Updated: September 24, 2013 at 7:45 am
A woman who says her 19-year-old son died after smoking synthetic marijuana has filed a wrongful death suit against a Colorado Springs convenience store.
Stephane Colbert alleges that her son, Nicholas A. Colbert, died in 2011 after using a pot alternative called Mr. Smiley that he purchased from The Kwik Stop at 1125 S. Chelton Road, according to a news release from her Denver attorneys.
The product is similar to "Spice" and "K2" - unregulated, over-the-counter products containing undisclosed and potentially dangerous chemicals said to mimic the effects of pot.
Use of the marijuana alternatives, which are often marketed as incense that is "not for human consumption," has led to health concerns across the country, including in Colorado, where three deaths and dozens of hospitalizations are under investigation to see if they are linked to use of the products, officials say.
In May 2011, the federal government banned some chemicals associated with the products, making their sale illegal.
In response, manufacturers of the substances have in some cases altered their recipes with new unregulated chemicals in a bid to skirt the new laws, according to a National Institute on Drug Abuse website.
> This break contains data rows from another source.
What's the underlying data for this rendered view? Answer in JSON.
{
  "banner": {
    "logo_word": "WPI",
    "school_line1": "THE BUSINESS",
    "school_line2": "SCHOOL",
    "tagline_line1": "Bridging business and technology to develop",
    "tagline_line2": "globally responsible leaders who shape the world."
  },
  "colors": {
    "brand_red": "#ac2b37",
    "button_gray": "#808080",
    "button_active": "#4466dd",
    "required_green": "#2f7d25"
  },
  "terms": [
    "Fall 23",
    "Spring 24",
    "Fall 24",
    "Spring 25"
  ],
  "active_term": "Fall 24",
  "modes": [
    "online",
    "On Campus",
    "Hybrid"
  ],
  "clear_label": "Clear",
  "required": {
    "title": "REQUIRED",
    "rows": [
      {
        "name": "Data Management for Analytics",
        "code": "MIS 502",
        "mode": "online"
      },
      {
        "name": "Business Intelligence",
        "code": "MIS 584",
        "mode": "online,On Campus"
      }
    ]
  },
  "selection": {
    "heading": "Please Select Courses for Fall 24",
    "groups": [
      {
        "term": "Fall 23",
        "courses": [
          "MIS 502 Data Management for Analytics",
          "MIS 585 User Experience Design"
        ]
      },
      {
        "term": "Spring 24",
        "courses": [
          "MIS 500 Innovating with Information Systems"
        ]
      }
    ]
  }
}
The Drug Enforcement Administration is monitoring sales of the products and evaluating "the need to update the list of banned chemicals."
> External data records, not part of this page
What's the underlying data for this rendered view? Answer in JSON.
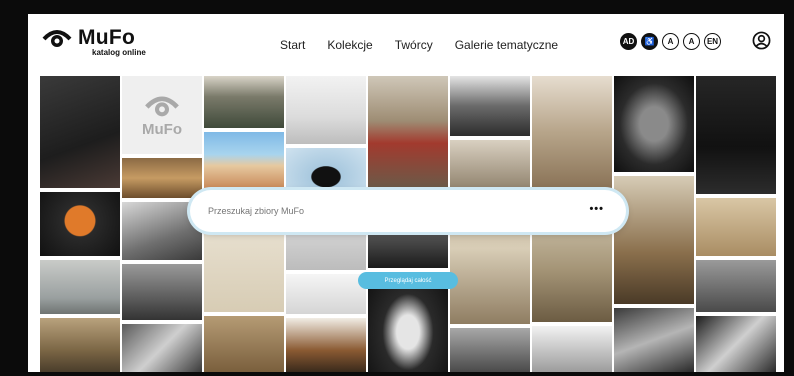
{
  "brand": {
    "title": "MuFo",
    "subtitle": "katalog online",
    "watermark": "MuFo"
  },
  "nav": {
    "items": [
      {
        "label": "Start"
      },
      {
        "label": "Kolekcje"
      },
      {
        "label": "Twórcy"
      },
      {
        "label": "Galerie tematyczne"
      }
    ]
  },
  "accessibility": {
    "icons": [
      {
        "name": "audio-description-icon",
        "text": "AD"
      },
      {
        "name": "accessibility-icon",
        "text": "♿"
      },
      {
        "name": "font-size-icon",
        "text": "A"
      },
      {
        "name": "contrast-icon",
        "text": "A"
      },
      {
        "name": "language-icon",
        "text": "EN"
      }
    ]
  },
  "search": {
    "placeholder": "Przeszukaj zbiory MuFo",
    "more": "•••"
  },
  "browse": {
    "label": "Przeglądaj całość"
  },
  "colors": {
    "accent": "#58bde0",
    "frame": "#0b0b0b"
  }
}
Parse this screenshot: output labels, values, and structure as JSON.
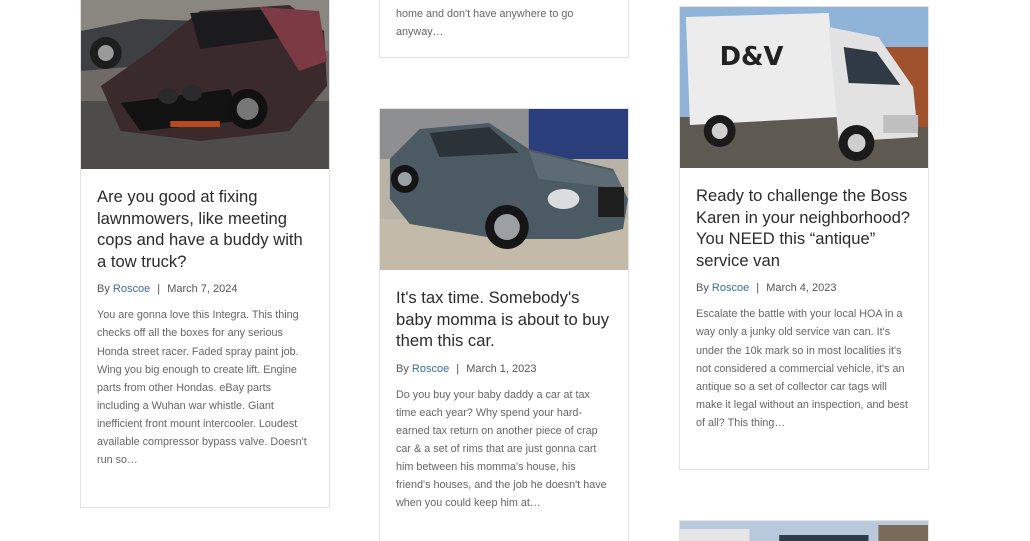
{
  "posts": [
    {
      "title": "Are you good at fixing lawnmowers, like meeting cops and have a buddy with a tow truck?",
      "by": "By",
      "author": "Roscoe",
      "date": "March 7, 2024",
      "excerpt": "You are gonna love this Integra. This thing checks off all the boxes for any serious Honda street racer. Faded spray paint job. Wing you big enough to create lift. Engine parts from other Hondas. eBay parts including a Wuhan war whistle. Giant inefficient front mount intercooler. Loudest available compressor bypass valve. Doesn't run so…"
    },
    {
      "excerpt": "home and don't have anywhere to go anyway…"
    },
    {
      "title": "It's tax time. Somebody's baby momma is about to buy them this car.",
      "by": "By",
      "author": "Roscoe",
      "date": "March 1, 2023",
      "excerpt": "Do you buy your baby daddy a car at tax time each year? Why spend your hard-earned tax return on another piece of crap car & a set of rims that are just gonna cart him between his momma's house, his friend's houses, and the job he doesn't have when you could keep him at…"
    },
    {
      "title": "Ready to challenge the Boss Karen in your neighborhood? You NEED this “antique” service van",
      "by": "By",
      "author": "Roscoe",
      "date": "March 4, 2023",
      "excerpt": "Escalate the battle with your local HOA in a way only a junky old service van can. It's under the 10k mark so in most localities it's not considered a commercial vehicle, it's an antique so a set of collector car tags will make it legal without an inspection, and best of all? This thing…",
      "van_lettering": "D&V"
    }
  ],
  "colors": {
    "link": "#3a6ea5",
    "title": "#2b2b2b",
    "text": "#666666",
    "border": "#e2e2e2"
  }
}
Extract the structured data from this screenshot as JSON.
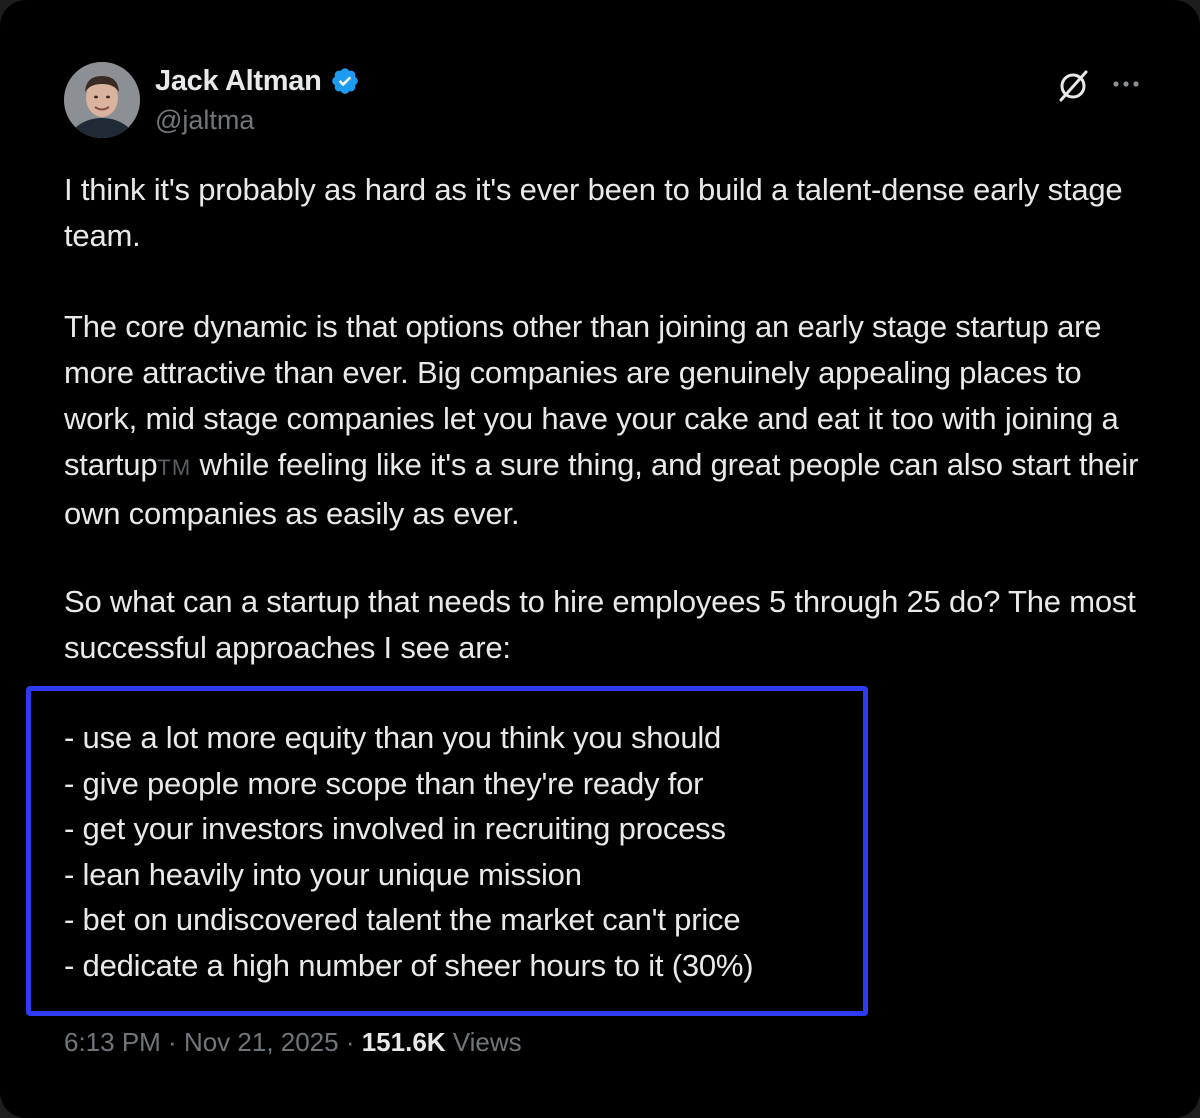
{
  "author": {
    "name": "Jack Altman",
    "handle": "@jaltma",
    "verified_color": "#1d9bf0"
  },
  "icons": {
    "grok": "grok-slash-circle-icon",
    "more": "more-horizontal-icon",
    "verified": "verified-badge-icon"
  },
  "tweet": {
    "paragraph1": "I think it's probably as hard as it's ever been to build a talent-dense early stage team.",
    "paragraph2_part1": "The core dynamic is that options other than joining an early stage startup are more attractive than ever. Big companies are genuinely appealing places to work, mid stage companies let you have your cake and eat it too with joining a startup",
    "paragraph2_tm": "TM",
    "paragraph2_part2": " while feeling like it's a sure thing, and great people can also start their own companies as easily as ever.",
    "paragraph3": "So what can a startup that needs to hire employees 5 through 25 do? The most successful approaches I see are:",
    "list_items": [
      "- use a lot more equity than you think you should",
      "- give people more scope than they're ready for",
      "- get your investors involved in recruiting process",
      "- lean heavily into your unique mission",
      "- bet on undiscovered talent the market can't price",
      "- dedicate a high number of sheer hours to it (30%)"
    ]
  },
  "highlight_color": "#2f3bf0",
  "meta": {
    "time": "6:13 PM",
    "separator": " · ",
    "date": "Nov 21, 2025",
    "views_count": "151.6K",
    "views_label": " Views"
  }
}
"Usually by then, the manufacturers have already moved on to another chemical," said David Woodruff, one of Colbert's attorneys. He said that even though the product purchased by Colbert contained banned chemicals, no criminal charges were filed against the store or its employees.
Colbert's lawsuit, filed in Denver District Court, alleges that Nicholas Colbert purchased Mr. Smiley from The Kwik Stop in September 2011 after the federal ban took effect, the news release says. Colbert lives in Colorado Springs.
The lawsuit seeks to prevent continued sales of the product at gas stations at other retail outlets.
The Colorado Department of Public Health and Environment said earlier this month it is partnering with the Centers for Disease Control and Prevention and with local health agencies to investigate dozens of recent hospital admissions related to synthetic marijuana use.
Three deaths may be related to the drugs, which are illegal and whose chemical content, including chemicals sprayed onto the substance, is unknown, health officials said Friday in a news release. Hospitals in the Denver and Colorado Springs metropolitan areas have reported about 75 cases of synthetic pot illness in recent weeks, the agency said.